Unlike other species of sea turtles, which have hard shells, the leatherback's shell is leathery; it feels almost rubbery. The shell is black, often speckled with white or yellow spots. These huge reptiles lived 100 million years ago—during the age of dinosaurs—but their future is uncertain.
Leatherbacks are one of the more endangered creatures on Earth. They are often caught by accident in fishing nets. Stuck underwater, they drown. Sea turtle nesting habitats are also being destroyed, and the eggs they do lay are illegally collected by people for food.
Newly hatched sea turtles instinctively head from the nest to the sea, but in areas where people live, the hatchlings often become confused by lights from houses built along shore. Instead of heading to sea, they head toward the lights. Another hazard for sea turtles is floating plastic trash, which they often mistake for jellyfish, their main food. Leatherbacks must breathe air at the surface, but can stay underwater for up to 35 minutes at a time.

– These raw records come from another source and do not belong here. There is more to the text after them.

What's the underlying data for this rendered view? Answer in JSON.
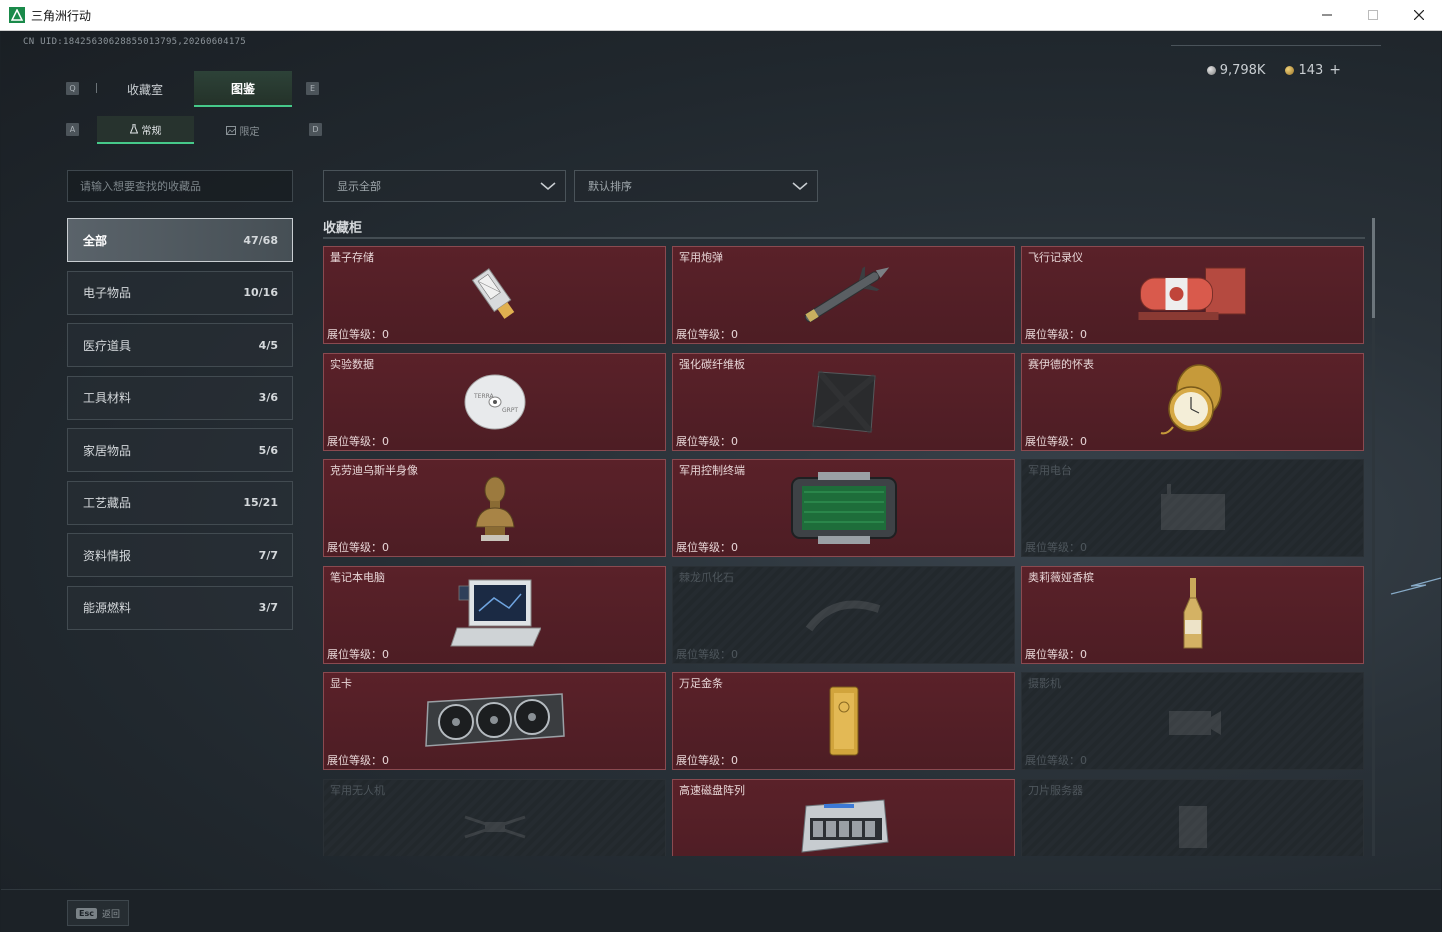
{
  "window": {
    "title": "三角洲行动"
  },
  "header": {
    "uid": "CN UID:18425630628855013795,20260604175"
  },
  "currency": {
    "silver": "9,798K",
    "gold": "143",
    "plus": "+"
  },
  "keys": {
    "tab_left": "Q",
    "tab_right": "E",
    "sub_left": "A",
    "sub_right": "D"
  },
  "tabs": [
    {
      "label": "收藏室"
    },
    {
      "label": "图鉴"
    }
  ],
  "subtabs": [
    {
      "label": "常规"
    },
    {
      "label": "限定"
    }
  ],
  "search": {
    "placeholder": "请输入想要查找的收藏品"
  },
  "categories": [
    {
      "label": "全部",
      "count": "47/68"
    },
    {
      "label": "电子物品",
      "count": "10/16"
    },
    {
      "label": "医疗道具",
      "count": "4/5"
    },
    {
      "label": "工具材料",
      "count": "3/6"
    },
    {
      "label": "家居物品",
      "count": "5/6"
    },
    {
      "label": "工艺藏品",
      "count": "15/21"
    },
    {
      "label": "资料情报",
      "count": "7/7"
    },
    {
      "label": "能源燃料",
      "count": "3/7"
    }
  ],
  "filters": {
    "show": "显示全部",
    "sort": "默认排序"
  },
  "section": {
    "title": "收藏柜"
  },
  "items": [
    {
      "name": "量子存储",
      "level": "展位等级：0",
      "icon": "usb-drive-icon",
      "locked": false
    },
    {
      "name": "军用炮弹",
      "level": "展位等级：0",
      "icon": "missile-icon",
      "locked": false
    },
    {
      "name": "飞行记录仪",
      "level": "展位等级：0",
      "icon": "flight-recorder-icon",
      "locked": false
    },
    {
      "name": "实验数据",
      "level": "展位等级：0",
      "icon": "disc-icon",
      "locked": false
    },
    {
      "name": "强化碳纤维板",
      "level": "展位等级：0",
      "icon": "carbon-plate-icon",
      "locked": false
    },
    {
      "name": "赛伊德的怀表",
      "level": "展位等级：0",
      "icon": "pocket-watch-icon",
      "locked": false
    },
    {
      "name": "克劳迪乌斯半身像",
      "level": "展位等级：0",
      "icon": "bust-icon",
      "locked": false
    },
    {
      "name": "军用控制终端",
      "level": "展位等级：0",
      "icon": "terminal-icon",
      "locked": false
    },
    {
      "name": "军用电台",
      "level": "展位等级：0",
      "icon": "radio-icon",
      "locked": true
    },
    {
      "name": "笔记本电脑",
      "level": "展位等级：0",
      "icon": "laptop-icon",
      "locked": false
    },
    {
      "name": "棘龙爪化石",
      "level": "展位等级：0",
      "icon": "fossil-icon",
      "locked": true
    },
    {
      "name": "奥莉薇娅香槟",
      "level": "展位等级：0",
      "icon": "champagne-icon",
      "locked": false
    },
    {
      "name": "显卡",
      "level": "展位等级：0",
      "icon": "gpu-icon",
      "locked": false
    },
    {
      "name": "万足金条",
      "level": "展位等级：0",
      "icon": "gold-bar-icon",
      "locked": false
    },
    {
      "name": "摄影机",
      "level": "展位等级：0",
      "icon": "camera-icon",
      "locked": true
    },
    {
      "name": "军用无人机",
      "level": "",
      "icon": "drone-icon",
      "locked": true
    },
    {
      "name": "高速磁盘阵列",
      "level": "",
      "icon": "disk-array-icon",
      "locked": false
    },
    {
      "name": "刀片服务器",
      "level": "",
      "icon": "blade-server-icon",
      "locked": true
    }
  ],
  "footer": {
    "esc_key": "Esc",
    "esc_label": "返回"
  },
  "colors": {
    "accent": "#46c98a",
    "card_bg": "#521f26",
    "card_border": "#8a4a50"
  }
}
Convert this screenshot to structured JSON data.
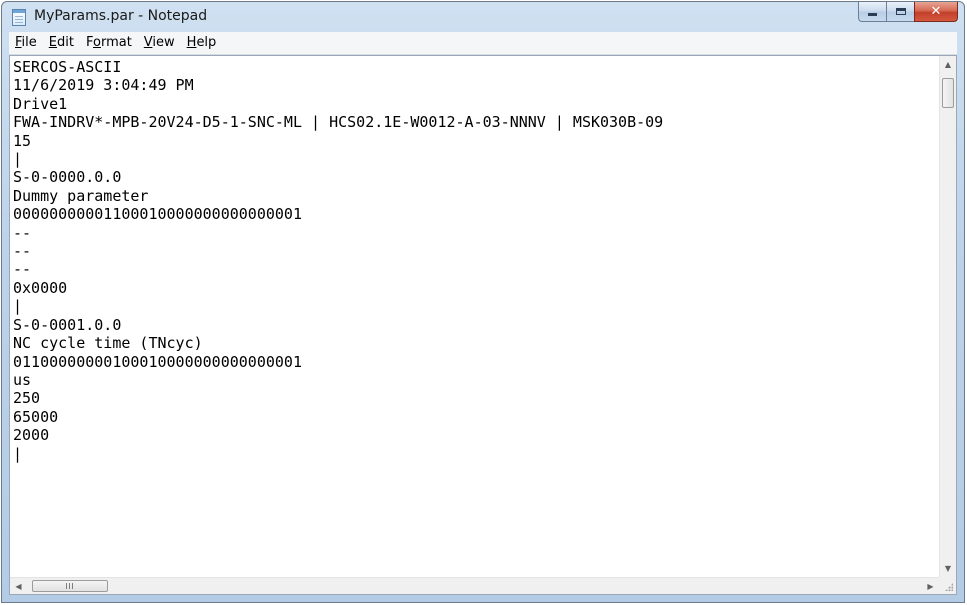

Only females ever leave the ocean.
During nesting season, the female comes ashore on a sandy beach, where she digs a hole. She lays about 100 eggs in the hole, covers them with sand, and heads back to sea. Sea turtles do not guard their nests, so the babies are on their own. The eggs take about two months to hatch. The tiny hatchlings are only 2 to 3 inches (5 to 8 centimeters) long.
As soon as they hatch, they dig their way out of the sandy nest and scurry across the beach to the sea. Gulls and other birds often scoop up the hatchlings before they make it to the water. Other predators, such as large fish, await those lucky enough to make it into the sea.